You may know that most websites have third-party analytics scripts that record which pages you visit and the searches you make. But lately, more and more sites use “session replay” scripts.
Equifax revealed in September that attackers may have compromised the sensitive information of as many as 145 million people.
“The dating app knows me better than I do, but these reams of intimate information are just the tip of the iceberg. What if my data is hacked – or sold?”
Listen to Mary Ross, president of Californians for Consumer Privacy, on KPFA 94.1 FM speaking about the California Consumer Privacy Act.
We show that faces contain much more information about sexual orientation than can be perceived and interpreted by the human brain.
This initiative empowers consumers to find out what information businesses are collecting and gives them the power to tell businesses to stop selling their personal information.
A ballot initiative proposed Friday would allow California consumers to know what personal information businesses are collecting from them, what they do with it — and to who they are selling it.
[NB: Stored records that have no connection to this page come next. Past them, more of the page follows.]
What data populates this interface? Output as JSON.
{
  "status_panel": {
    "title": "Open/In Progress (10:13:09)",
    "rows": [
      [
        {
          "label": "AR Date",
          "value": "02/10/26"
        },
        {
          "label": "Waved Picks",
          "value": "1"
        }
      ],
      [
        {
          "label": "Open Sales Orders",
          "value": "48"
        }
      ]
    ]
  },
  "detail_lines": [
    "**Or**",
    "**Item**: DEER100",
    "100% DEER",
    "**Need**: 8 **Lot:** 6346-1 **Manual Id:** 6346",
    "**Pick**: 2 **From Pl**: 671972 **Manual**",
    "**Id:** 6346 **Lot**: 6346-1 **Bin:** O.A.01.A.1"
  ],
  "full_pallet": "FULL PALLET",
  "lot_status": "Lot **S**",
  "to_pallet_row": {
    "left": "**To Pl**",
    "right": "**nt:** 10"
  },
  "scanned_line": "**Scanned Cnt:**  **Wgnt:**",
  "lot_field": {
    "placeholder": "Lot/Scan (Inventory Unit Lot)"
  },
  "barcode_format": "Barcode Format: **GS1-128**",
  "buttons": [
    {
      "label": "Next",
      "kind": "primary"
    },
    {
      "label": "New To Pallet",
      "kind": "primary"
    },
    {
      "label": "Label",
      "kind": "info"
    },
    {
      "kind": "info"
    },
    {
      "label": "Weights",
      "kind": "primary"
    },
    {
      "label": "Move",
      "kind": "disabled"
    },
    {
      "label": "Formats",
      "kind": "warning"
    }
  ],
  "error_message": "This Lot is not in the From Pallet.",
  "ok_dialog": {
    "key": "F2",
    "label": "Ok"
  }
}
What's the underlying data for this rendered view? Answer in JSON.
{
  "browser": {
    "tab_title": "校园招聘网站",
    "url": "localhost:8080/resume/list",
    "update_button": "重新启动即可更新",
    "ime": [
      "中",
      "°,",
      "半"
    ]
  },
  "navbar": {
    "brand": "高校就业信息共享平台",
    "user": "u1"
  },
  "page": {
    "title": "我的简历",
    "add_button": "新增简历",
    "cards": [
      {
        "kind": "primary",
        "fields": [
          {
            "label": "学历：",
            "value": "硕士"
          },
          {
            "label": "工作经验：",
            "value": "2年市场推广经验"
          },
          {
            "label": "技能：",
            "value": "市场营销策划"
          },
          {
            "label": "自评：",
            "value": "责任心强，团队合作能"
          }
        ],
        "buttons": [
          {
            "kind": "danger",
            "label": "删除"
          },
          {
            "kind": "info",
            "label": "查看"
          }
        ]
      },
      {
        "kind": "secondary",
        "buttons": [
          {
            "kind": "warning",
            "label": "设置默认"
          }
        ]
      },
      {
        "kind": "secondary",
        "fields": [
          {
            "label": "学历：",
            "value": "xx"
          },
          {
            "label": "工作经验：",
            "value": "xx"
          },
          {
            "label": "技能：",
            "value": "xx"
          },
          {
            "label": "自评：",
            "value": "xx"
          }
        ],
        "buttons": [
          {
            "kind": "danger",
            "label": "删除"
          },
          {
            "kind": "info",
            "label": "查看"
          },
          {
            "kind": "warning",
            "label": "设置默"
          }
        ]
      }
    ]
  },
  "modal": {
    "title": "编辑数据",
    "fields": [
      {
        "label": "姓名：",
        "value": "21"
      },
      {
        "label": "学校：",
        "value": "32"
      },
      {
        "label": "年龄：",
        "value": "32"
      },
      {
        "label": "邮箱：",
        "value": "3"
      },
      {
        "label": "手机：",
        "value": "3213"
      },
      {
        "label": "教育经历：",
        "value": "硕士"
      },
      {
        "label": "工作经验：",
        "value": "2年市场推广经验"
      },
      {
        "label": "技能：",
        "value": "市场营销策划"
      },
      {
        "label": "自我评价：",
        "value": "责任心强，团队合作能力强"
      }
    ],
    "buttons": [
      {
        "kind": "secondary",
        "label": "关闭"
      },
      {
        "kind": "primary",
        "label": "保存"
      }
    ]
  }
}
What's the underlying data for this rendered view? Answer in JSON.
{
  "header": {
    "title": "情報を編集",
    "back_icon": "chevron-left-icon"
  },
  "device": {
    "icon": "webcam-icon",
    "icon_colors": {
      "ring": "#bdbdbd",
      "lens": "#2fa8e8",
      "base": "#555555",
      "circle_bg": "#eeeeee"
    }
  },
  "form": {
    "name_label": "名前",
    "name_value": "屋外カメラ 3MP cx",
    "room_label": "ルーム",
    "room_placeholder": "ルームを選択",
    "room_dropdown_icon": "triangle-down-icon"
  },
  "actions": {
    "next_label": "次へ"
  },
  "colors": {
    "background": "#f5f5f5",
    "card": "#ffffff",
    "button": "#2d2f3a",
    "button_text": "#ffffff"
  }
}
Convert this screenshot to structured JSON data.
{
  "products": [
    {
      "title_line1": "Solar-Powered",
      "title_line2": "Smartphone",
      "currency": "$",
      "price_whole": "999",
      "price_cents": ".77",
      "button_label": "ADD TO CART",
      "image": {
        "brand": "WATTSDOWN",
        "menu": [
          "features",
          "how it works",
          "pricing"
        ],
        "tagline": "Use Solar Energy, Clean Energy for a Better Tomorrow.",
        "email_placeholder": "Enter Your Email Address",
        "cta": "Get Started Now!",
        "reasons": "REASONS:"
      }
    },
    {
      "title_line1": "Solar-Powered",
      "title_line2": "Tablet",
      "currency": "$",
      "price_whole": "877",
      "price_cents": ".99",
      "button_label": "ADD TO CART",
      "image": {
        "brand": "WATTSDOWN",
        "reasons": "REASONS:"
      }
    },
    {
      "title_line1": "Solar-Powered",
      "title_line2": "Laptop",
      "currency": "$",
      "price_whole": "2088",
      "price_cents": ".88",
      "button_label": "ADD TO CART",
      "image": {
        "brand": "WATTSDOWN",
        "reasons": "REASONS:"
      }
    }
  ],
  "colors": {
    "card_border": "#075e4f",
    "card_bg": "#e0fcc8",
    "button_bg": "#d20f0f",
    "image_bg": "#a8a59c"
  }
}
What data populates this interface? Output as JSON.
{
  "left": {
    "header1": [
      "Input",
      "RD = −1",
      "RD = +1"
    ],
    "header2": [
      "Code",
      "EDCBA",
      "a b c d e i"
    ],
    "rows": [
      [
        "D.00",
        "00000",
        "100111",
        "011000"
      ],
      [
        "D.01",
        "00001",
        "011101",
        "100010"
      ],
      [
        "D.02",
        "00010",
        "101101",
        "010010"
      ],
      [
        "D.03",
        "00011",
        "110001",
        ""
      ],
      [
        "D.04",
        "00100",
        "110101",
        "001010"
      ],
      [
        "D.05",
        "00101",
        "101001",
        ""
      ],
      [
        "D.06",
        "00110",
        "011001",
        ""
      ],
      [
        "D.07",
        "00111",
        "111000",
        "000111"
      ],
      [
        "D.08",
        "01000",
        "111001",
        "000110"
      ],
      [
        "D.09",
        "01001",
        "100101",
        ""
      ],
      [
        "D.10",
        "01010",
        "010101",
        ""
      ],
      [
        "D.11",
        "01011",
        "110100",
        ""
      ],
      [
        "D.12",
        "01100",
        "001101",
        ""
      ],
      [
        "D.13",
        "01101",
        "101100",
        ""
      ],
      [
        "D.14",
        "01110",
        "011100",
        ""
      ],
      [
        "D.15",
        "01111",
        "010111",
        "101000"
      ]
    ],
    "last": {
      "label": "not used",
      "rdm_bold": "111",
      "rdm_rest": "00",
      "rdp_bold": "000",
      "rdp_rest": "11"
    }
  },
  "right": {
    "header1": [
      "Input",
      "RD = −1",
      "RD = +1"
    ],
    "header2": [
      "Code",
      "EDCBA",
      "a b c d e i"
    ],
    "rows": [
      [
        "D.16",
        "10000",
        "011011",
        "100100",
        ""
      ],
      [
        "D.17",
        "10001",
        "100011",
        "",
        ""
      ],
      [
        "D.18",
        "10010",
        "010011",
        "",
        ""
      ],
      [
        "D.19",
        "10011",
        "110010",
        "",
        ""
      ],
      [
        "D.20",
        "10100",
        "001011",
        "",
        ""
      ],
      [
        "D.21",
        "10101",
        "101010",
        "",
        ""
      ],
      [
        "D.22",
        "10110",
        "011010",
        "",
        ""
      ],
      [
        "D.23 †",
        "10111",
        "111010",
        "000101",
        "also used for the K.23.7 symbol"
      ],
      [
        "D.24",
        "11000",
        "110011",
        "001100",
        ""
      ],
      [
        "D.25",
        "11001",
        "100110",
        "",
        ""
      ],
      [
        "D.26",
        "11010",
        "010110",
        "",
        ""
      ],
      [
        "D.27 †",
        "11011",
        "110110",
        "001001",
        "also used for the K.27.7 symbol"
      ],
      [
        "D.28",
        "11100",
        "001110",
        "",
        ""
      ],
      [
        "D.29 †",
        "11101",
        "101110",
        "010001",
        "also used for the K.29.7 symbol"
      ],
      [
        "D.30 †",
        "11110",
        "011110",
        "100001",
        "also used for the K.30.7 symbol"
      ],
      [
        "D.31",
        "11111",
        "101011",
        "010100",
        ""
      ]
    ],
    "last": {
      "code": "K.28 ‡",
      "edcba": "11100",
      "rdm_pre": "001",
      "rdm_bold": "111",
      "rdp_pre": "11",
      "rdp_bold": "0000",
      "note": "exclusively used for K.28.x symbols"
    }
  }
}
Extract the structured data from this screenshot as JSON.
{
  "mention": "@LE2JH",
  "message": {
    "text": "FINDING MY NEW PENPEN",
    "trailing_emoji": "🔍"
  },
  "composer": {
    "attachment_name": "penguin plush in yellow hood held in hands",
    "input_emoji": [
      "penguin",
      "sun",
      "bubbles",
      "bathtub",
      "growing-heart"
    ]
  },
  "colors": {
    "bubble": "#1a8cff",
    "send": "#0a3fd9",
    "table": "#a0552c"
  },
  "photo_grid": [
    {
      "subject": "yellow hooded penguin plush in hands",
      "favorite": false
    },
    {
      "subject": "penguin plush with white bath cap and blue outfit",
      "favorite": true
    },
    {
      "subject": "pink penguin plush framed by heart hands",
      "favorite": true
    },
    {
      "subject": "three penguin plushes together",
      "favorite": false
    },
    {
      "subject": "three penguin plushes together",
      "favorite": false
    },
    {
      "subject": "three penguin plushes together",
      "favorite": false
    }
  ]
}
The measure would allow people to annually demand businesses provide the information they’ve collected on them, as well as to opt out of any collection.
It’s time for Californians to take back control of their privacy.
“Another day, another massive data breach. Except this one involves Equifax, one of the credit-monitoring companies you might expect to be ultrasensitive..."
“Geofencing is a technology that allows digital advertising companies to direct advertisements to users through browsers and applications on their devices when those users are located..."
Some companies have started adding small cameras to billboards to collect data on passers-by.
“Employers are turning to mathematically modelled ways of sifting through job applications. Even when wrong, their verdicts seem beyond dispute – and they tend to punish the poor.”
"Have you ever researched the side effects of a medication online, sent an email to a relative about your health, ‘liked’ a health care organization on your Facebook page or downloaded a medical app?"
“A recent report...showed that the vast majority of mobile health apps on the marketplace aren't covered by the Health Information Portability and Accountability Act."
Clear Channel Outdoor is starting a new program called Radar that will use billboards to map real-world habits and behaviors from nearby consumers.
“Companies are increasingly using GPS-enabled technology to track their employees when they are not in the office."
“When Target lost data on some 110 million customers, it recommended them to credit bureau Experian for ‘identity theft protection...’"
"Consumer data companies are selling lists of rape victims, seniors with dementia and even those suffering from HIV and AIDS to marketers, underscoring the need for tighter government regulations..."